14690869_10153747384076008_2333581888352048738_nThere are very few people in Cape Town who did not see my picture on the front page of The Daily Voice.  I was famous, at the local Spar and in the park where we walk the dogs, for days. Much more famous than I have ever been for any of the theatre work I have ever done. People stopped me in the street to find out what had happened and how the situation had worked out for me, and gave me the thumbs up when I told them what had happened as a result.

For those of you who have no idea, let me go back to the beginning for a quick summary. The old man and his wife who live across the road, in the only house in the street with a driveway, have problems getting in and out into the narrow street. They painted their own yellow lines on either side of their driveway to prevent people parking too close to it, but they don’t always work. Last year I came home to find that they had organised their friends in the city council to come and paint yellow lines directly outside my house. I went berserk and confronted them. Then I started sending emails to the ward councillor, traffic department and city council, who all gave me the complete runaround before the whole thing slipped off the agenda. Until I came home one Saturday morning (almost a year later) to find that the neighbour had called the traffic cops to give a car parked outside his house a ticket and they gave my car, parked outside my house, on the illegal yellow lines, a R500 fine.
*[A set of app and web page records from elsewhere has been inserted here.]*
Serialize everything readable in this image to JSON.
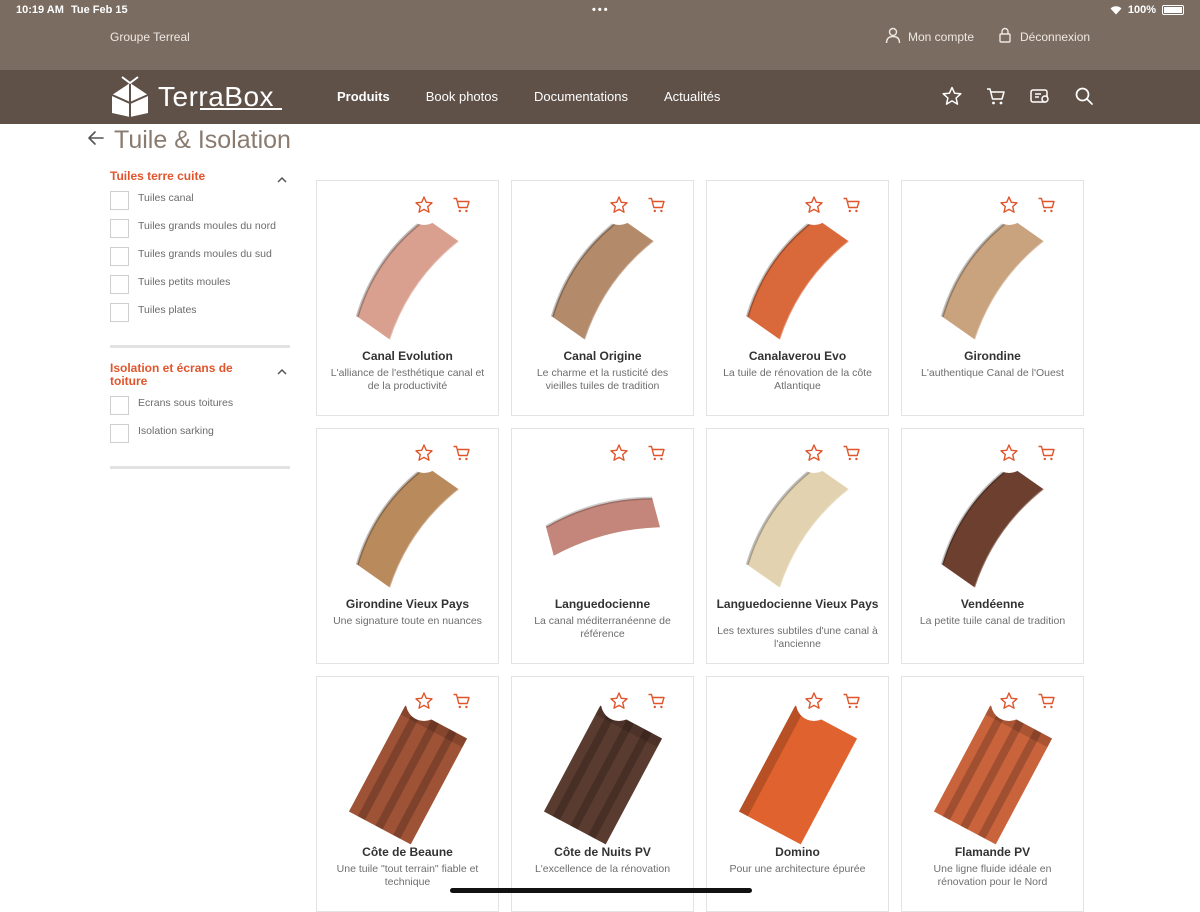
{
  "status": {
    "time": "10:19 AM",
    "date": "Tue Feb 15",
    "battery": "100%"
  },
  "header": {
    "group": "Groupe Terreal",
    "account": "Mon compte",
    "logout": "Déconnexion"
  },
  "nav": {
    "logo_terra": "Terra",
    "logo_box": "Box",
    "links": [
      "Produits",
      "Book photos",
      "Documentations",
      "Actualités"
    ]
  },
  "page": {
    "title": "Tuile & Isolation"
  },
  "sidebar": {
    "facets": [
      {
        "title": "Tuiles terre cuite",
        "options": [
          "Tuiles canal",
          "Tuiles grands moules du nord",
          "Tuiles grands moules du sud",
          "Tuiles petits moules",
          "Tuiles plates"
        ]
      },
      {
        "title": "Isolation et écrans de toiture",
        "options": [
          "Ecrans sous toitures",
          "Isolation sarking"
        ]
      }
    ]
  },
  "products": [
    {
      "name": "Canal Evolution",
      "desc": "L'alliance de l'esthétique canal et de la productivité",
      "color": "#d9a08f",
      "shape": "canal"
    },
    {
      "name": "Canal Origine",
      "desc": "Le charme et la rusticité des vieilles tuiles de tradition",
      "color": "#b38a6a",
      "shape": "canal"
    },
    {
      "name": "Canalaverou Evo",
      "desc": "La tuile de rénovation de la côte Atlantique",
      "color": "#d9683a",
      "shape": "canal"
    },
    {
      "name": "Girondine",
      "desc": "L'authentique Canal de l'Ouest",
      "color": "#c9a27e",
      "shape": "canal"
    },
    {
      "name": "Girondine Vieux Pays",
      "desc": "Une signature toute en nuances",
      "color": "#b98a5c",
      "shape": "canal"
    },
    {
      "name": "Languedocienne",
      "desc": "La canal méditerranéenne de référence",
      "color": "#c4867a",
      "shape": "flatcanal"
    },
    {
      "name": "Languedocienne Vieux Pays",
      "desc": "Les textures subtiles d'une canal à l'ancienne",
      "color": "#e2d2b0",
      "shape": "canal"
    },
    {
      "name": "Vendéenne",
      "desc": "La petite tuile canal de tradition",
      "color": "#6d3f2e",
      "shape": "canal"
    },
    {
      "name": "Côte de Beaune",
      "desc": "Une tuile \"tout terrain\" fiable et technique",
      "color": "#9e5236",
      "shape": "ridged"
    },
    {
      "name": "Côte de Nuits PV",
      "desc": "L'excellence de la rénovation",
      "color": "#5a3b30",
      "shape": "ridged"
    },
    {
      "name": "Domino",
      "desc": "Pour une architecture épurée",
      "color": "#e0622e",
      "shape": "flat"
    },
    {
      "name": "Flamande PV",
      "desc": "Une ligne fluide idéale en rénovation pour le Nord",
      "color": "#c9633c",
      "shape": "ridged"
    }
  ],
  "colors": {
    "accent": "#e0552c",
    "topband": "#7a6c61",
    "navbar": "#5f5048"
  },
  "icons": [
    "person-icon",
    "lock-icon",
    "star-icon",
    "cart-icon",
    "catalog-icon",
    "search-icon",
    "arrow-left-icon",
    "chevron-up-icon"
  ]
}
The story was resurrected. The new ward councillor took action, a cute and ambitious young journalist, Bertram Malgas, picked up the story and it hit The Daily Voice, the traffic department and city council looked embarrassed, and within two weeks the meeting outside my house had taken place and the next day the lines were neatly painted over. Now I am waiting to hear that my fine has been rescinded. I cannot imagine that it won’t be.

But there is something much bigger than this little domestic success story, and it is about access. I can get my city council to come (eventually) and paint over yellow lines in the road, so I can park my car outside my house. Three ‘my’s’ in that last sentence. This City Works for Me. Because of who I am and where I live. My sense of outrage over this domestic irritation needs perspective. Because, if I imagine, only for a brief moment, what it must be like to live on the Cape flats, or in any of the far-flung townships, informal settlements or even poor, non-white suburbs, I am sure that I would not have the same access. Not the same access to water, or roads, or electricity, or law enforcement, or medical services, or sanitation or even a ward councillor. Believe me, I am utterly grateful. And just a little more aware today of my white privilege than usual. Just saying.